The cactus wren has been the state bird of Arizona since 1931, but was, until 1986, the only state symbol of Arizona. In 1985, the Arizona Game and Fish Department sponsored an election among the state's students. The children chose four additional wildlife species as state symbols for Arizona, and these state symbols were officially adopted the following year. The state bird of Arizona was therefore joined by a state mammal, the Arizona ringtail; a state reptile, the ridgenose rattlesnake; a state amphibian, the Arizona tree frog; and a state fish, the Arizona trout.
Frequently Asked Questions
What is the state bird of Arizona?
The state bird of Arizona is the Cactus Wren (Campylorhynchus brunneicapillus). It was officially designated as the state bird in 1931. The Cactus Wren is known for its distinctive spotted brown and white plumage and loud, distinctive call.
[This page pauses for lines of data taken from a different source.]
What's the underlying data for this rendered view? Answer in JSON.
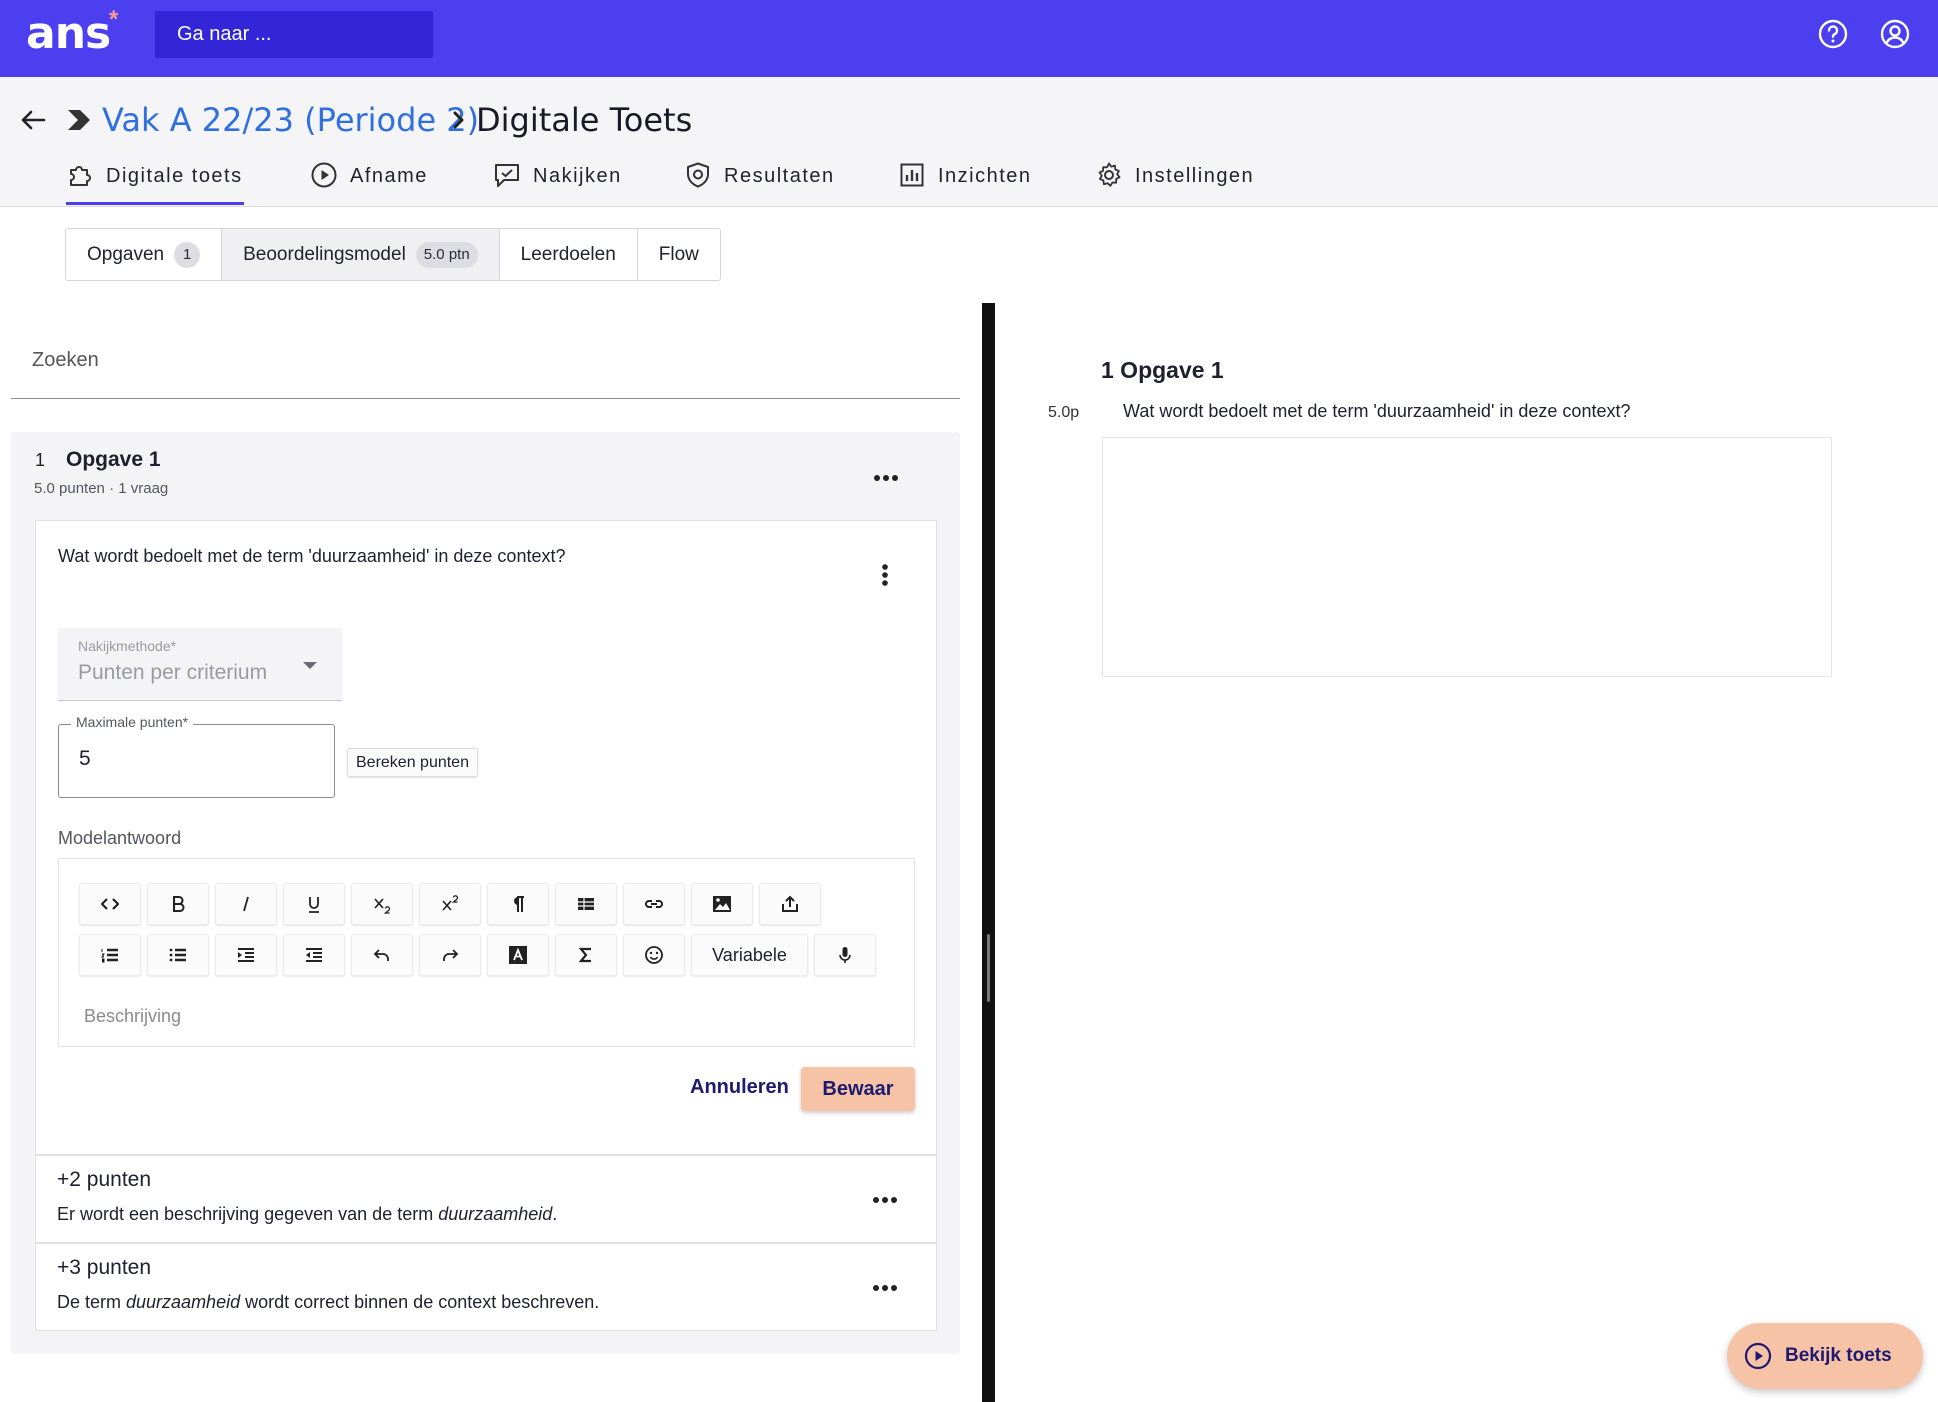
{
  "app": {
    "logo_text": "ans",
    "logo_mark": "*",
    "goto_placeholder": "Ga naar ...",
    "help_icon": "help-circle-icon",
    "account_icon": "user-circle-icon",
    "brand_color": "#4b3ff0",
    "accent_color": "#f7c3a7"
  },
  "header": {
    "breadcrumb_link": "Vak A 22/23 (Periode 2)",
    "breadcrumb_separator": ">",
    "page_title": "Digitale Toets"
  },
  "nav": {
    "items": [
      {
        "label": "Digitale toets",
        "icon": "puzzle-icon",
        "active": true
      },
      {
        "label": "Afname",
        "icon": "play-circle-icon"
      },
      {
        "label": "Nakijken",
        "icon": "comment-check-icon"
      },
      {
        "label": "Resultaten",
        "icon": "shield-icon"
      },
      {
        "label": "Inzichten",
        "icon": "bar-chart-icon"
      },
      {
        "label": "Instellingen",
        "icon": "gear-icon"
      }
    ]
  },
  "subtabs": [
    {
      "label": "Opgaven",
      "badge": "1"
    },
    {
      "label": "Beoordelingsmodel",
      "badge": "5.0 ptn",
      "active": true
    },
    {
      "label": "Leerdoelen"
    },
    {
      "label": "Flow"
    }
  ],
  "left": {
    "search_placeholder": "Zoeken",
    "opgave": {
      "number": "1",
      "title": "Opgave 1",
      "meta": "5.0 punten · 1 vraag"
    },
    "question": {
      "text": "Wat wordt bedoelt met de term 'duurzaamheid' in deze context?",
      "method_label": "Nakijkmethode*",
      "method_value": "Punten per criterium",
      "max_points_label": "Maximale punten*",
      "max_points_value": "5",
      "calc_button": "Bereken punten",
      "model_answer_label": "Modelantwoord",
      "editor_placeholder": "Beschrijving",
      "toolbar_variable": "Variabele",
      "cancel_label": "Annuleren",
      "save_label": "Bewaar"
    },
    "criteria": [
      {
        "title": "+2 punten",
        "desc_before": "Er wordt een beschrijving gegeven van de term ",
        "desc_em": "duurzaamheid",
        "desc_after": "."
      },
      {
        "title": "+3 punten",
        "desc_before": "De term ",
        "desc_em": "duurzaamheid",
        "desc_after": " wordt correct binnen de context beschreven."
      }
    ]
  },
  "preview": {
    "title": "1 Opgave 1",
    "points": "5.0p",
    "question": "Wat wordt bedoelt met de term 'duurzaamheid' in deze context?"
  },
  "fab": {
    "label": "Bekijk toets"
  }
}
It is commonly found in desert habitats, often building its nest in the protective spines of cacti, such as the saguaro and cholla.
Why was the Cactus Wren chosen as Arizona's state bird?
The Cactus Wren was chosen as Arizona's state bird due to its prevalence throughout the state and its ability to thrive in the harsh desert environment. Its selection symbolizes the resilience and adaptability of the wildlife native to Arizona's arid landscape. The bird's preference for nesting in cacti also reflects the iconic status of these plants in the state's natural heritage.
What are some distinguishing features of the Cactus Wren?
The Cactus Wren is the largest wren in the United States, measuring about 7 to 9 inches in length. It has a distinctive white eyebrow stripe, spotted brown and white plumage, and a long, curved beak. Its tail is barred with black and white, and it has a robust, loud song that can be heard throughout the desert. These birds are also known for their unique dome-shaped nests, which they build in cacti or shrubs.
Where can one observe the Cactus Wren in Arizona?
The Cactus Wren can be observed throughout Arizona, particularly in desert regions such as the Sonoran Desert. They are commonly seen in state parks, nature preserves, and even in suburban areas where cacti are present. Some popular spots for birdwatching include the Saguaro National Park, the Desert Botanical Garden in Phoenix, and the Tucson Mountain Park.
Are Cactus Wrens protected or endangered?
Cactus Wrens are not currently listed as endangered or threatened. However, they are protected under the Migratory Bird Treaty Act, which makes it illegal to harm or disturb these birds or their nests without a permit. Habitat loss due to urbanization and land development is a concern for the Cactus Wren, making conservation efforts important for ensuring their continued presence in Arizona's desert ecosystems.